You need to be business savvy
No matter how good your food is, your business plan needs to be better. Do proper financial projections, capital requirements and permit applications. Make sure you know what is happening, when (and how much it will cost). It isn’t just about your passion for food, it’s a (sometimes stressful) combination of business, time management, marketing and creating amazing food. You can’t spend all your time on only one aspect.
You need to be a mechanic
There are two parts to this. First up, don’t cut corners on the original build of your truck - it’s the only chance you have to create a perfect vessel for your business and you will be kicking yourself down the track if you try to save time or money on building a certain part, only for it to break down a month into service. Secondly, remember that anyone can make a taco, but can anyone replace your accelerator cable? Learn the basics so you can try to do as much as you can yourself, but also know when to call in the experts.
You need to do your R&D
Research is going to be the longest and most tiring part of your set up. But it is also the most important. Of course, you need to research your truck set up, but even more importantly is researching your food and the logistics involved with getting it. It can be time consuming to get products when you don’t have a fixed address for delivery. Research when and where you will buy your food – wholesalers, markets, retail stores – and in what quantities. This is where you need to consider if it is worse to run out of food during service or risk food wastage. Products like frozen breads will help you here as they can be thawed and served when needed rather than thrown out at the end of a quieter than normal service.

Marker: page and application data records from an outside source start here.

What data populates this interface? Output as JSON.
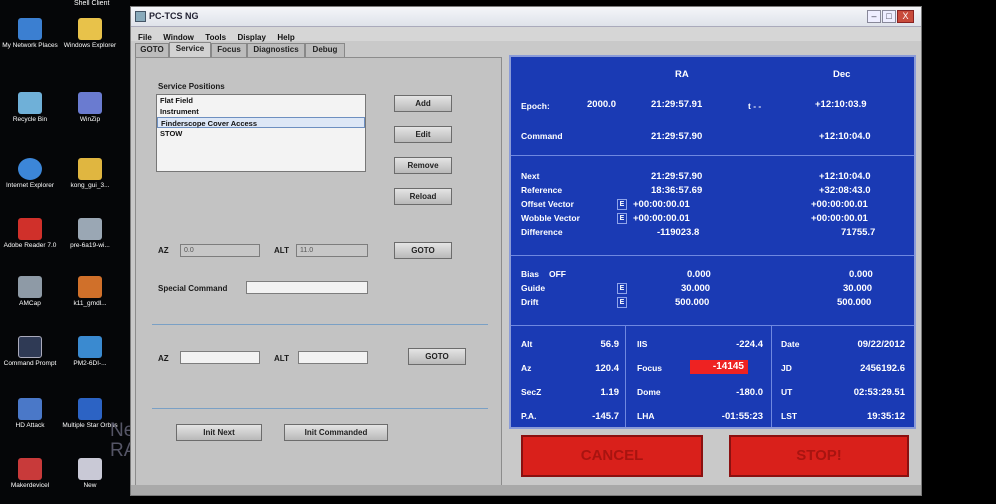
{
  "desktop": {
    "top_label": "Shell Client",
    "icons": [
      {
        "label": "My Network Places",
        "color": "#3b7fd1"
      },
      {
        "label": "Windows Explorer",
        "color": "#e8c24a"
      },
      {
        "label": "Recycle Bin",
        "color": "#6fb0d8"
      },
      {
        "label": "WinZip",
        "color": "#6a7bd0"
      },
      {
        "label": "Internet Explorer",
        "color": "#3c86d8"
      },
      {
        "label": "kong_gui_3...",
        "color": "#e0b640"
      },
      {
        "label": "Adobe Reader 7.0",
        "color": "#d0302a"
      },
      {
        "label": "pre-6a19-wi...",
        "color": "#9aa7b4"
      },
      {
        "label": "AMCap",
        "color": "#8e9aa6"
      },
      {
        "label": "k11_gmdl...",
        "color": "#d0702a"
      },
      {
        "label": "Command Prompt",
        "color": "#2f3a55"
      },
      {
        "label": "PM2-6DI-...",
        "color": "#3a8ad0"
      },
      {
        "label": "HD Attack",
        "color": "#4a78c8"
      },
      {
        "label": "Multiple Star Orbits",
        "color": "#2c63c4"
      },
      {
        "label": "Makerdevicel",
        "color": "#c83a3a"
      },
      {
        "label": "New",
        "color": "#c9c9d6"
      }
    ],
    "ghost_text": [
      "Ne",
      "RA"
    ]
  },
  "window": {
    "title": "PC-TCS NG",
    "menu": [
      "File",
      "Window",
      "Tools",
      "Display",
      "Help"
    ],
    "tabs": [
      "GOTO",
      "Service",
      "Focus",
      "Diagnostics",
      "Debug"
    ],
    "active_tab": "Service",
    "buttons": {
      "minimize": "–",
      "maximize": "□",
      "close": "X"
    }
  },
  "service": {
    "heading": "Service Positions",
    "positions": [
      "Flat Field",
      "Instrument",
      "Finderscope Cover Access",
      "STOW"
    ],
    "selected": "Finderscope Cover Access",
    "add": "Add",
    "edit": "Edit",
    "remove": "Remove",
    "reload": "Reload",
    "az_label": "AZ",
    "az_value": "0.0",
    "alt_label": "ALT",
    "alt_value": "11.0",
    "goto1": "GOTO",
    "special_label": "Special Command",
    "special_value": "",
    "az2_label": "AZ",
    "az2_value": "",
    "alt2_label": "ALT",
    "alt2_value": "",
    "goto2": "GOTO",
    "init_next": "Init Next",
    "init_commanded": "Init Commanded"
  },
  "status": {
    "ra_header": "RA",
    "dec_header": "Dec",
    "epoch_label": "Epoch:",
    "epoch_value": "2000.0",
    "epoch_ra": "21:29:57.91",
    "epoch_arrow": "t - -",
    "epoch_dec": "+12:10:03.9",
    "command_label": "Command",
    "command_ra": "21:29:57.90",
    "command_dec": "+12:10:04.0",
    "next_label": "Next",
    "next_ra": "21:29:57.90",
    "next_dec": "+12:10:04.0",
    "reference_label": "Reference",
    "reference_ra": "18:36:57.69",
    "reference_dec": "+32:08:43.0",
    "offset_label": "Offset Vector",
    "offset_e": "E",
    "offset_ra": "+00:00:00.01",
    "offset_dec": "+00:00:00.01",
    "wobble_label": "Wobble Vector",
    "wobble_e": "E",
    "wobble_ra": "+00:00:00.01",
    "wobble_dec": "+00:00:00.01",
    "difference_label": "Difference",
    "difference_ra": "-119023.8",
    "difference_dec": "71755.7",
    "bias_label": "Bias",
    "bias_state": "OFF",
    "bias_ra": "0.000",
    "bias_dec": "0.000",
    "guide_label": "Guide",
    "guide_e": "E",
    "guide_ra": "30.000",
    "guide_dec": "30.000",
    "drift_label": "Drift",
    "drift_e": "E",
    "drift_ra": "500.000",
    "drift_dec": "500.000",
    "alt_label": "Alt",
    "alt_value": "56.9",
    "az_label": "Az",
    "az_value": "120.4",
    "secz_label": "SecZ",
    "secz_value": "1.19",
    "pa_label": "P.A.",
    "pa_value": "-145.7",
    "iis_label": "IIS",
    "iis_value": "-224.4",
    "focus_label": "Focus",
    "focus_value": "-14145",
    "dome_label": "Dome",
    "dome_value": "-180.0",
    "lha_label": "LHA",
    "lha_value": "-01:55:23",
    "date_label": "Date",
    "date_value": "09/22/2012",
    "jd_label": "JD",
    "jd_value": "2456192.6",
    "ut_label": "UT",
    "ut_value": "02:53:29.51",
    "lst_label": "LST",
    "lst_value": "19:35:12"
  },
  "actions": {
    "cancel": "CANCEL",
    "stop": "STOP!"
  }
}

On top of this, make sure you have thoroughly tested your food. You need to perfect each recipe so it is easy to make in large quantities, consistently tasty, easy to serve and travels well.
You need to be creative
You won’t be able to have an extensive menu, as space just won’t allow. So get creative with innovative food that offers a simple menu customers will love. Engineer your menu to use as few ingredients as possible, while still being creative, and making it worth a trip to find your truck.
You need to be adaptable
Always be prepared for the unexpected. Your truck will break down, you will sell out, you will prepare too much food. Know how to deal with all of these issues. It may be that your current location isn’t providing enough foot traffic – make sure you’re prepared to be adaptable with locations. Perhaps you should consider offering catering for private events and festivals as well.
Food trucks have come a long way since the humble ice cream van or hot dog stand. With more sophisticated marketing, menus and business plans, food trucks can truly be a successful business venture. Keep these five points in mind before you launch your truck and you’ll be sure to enjoy life on the road.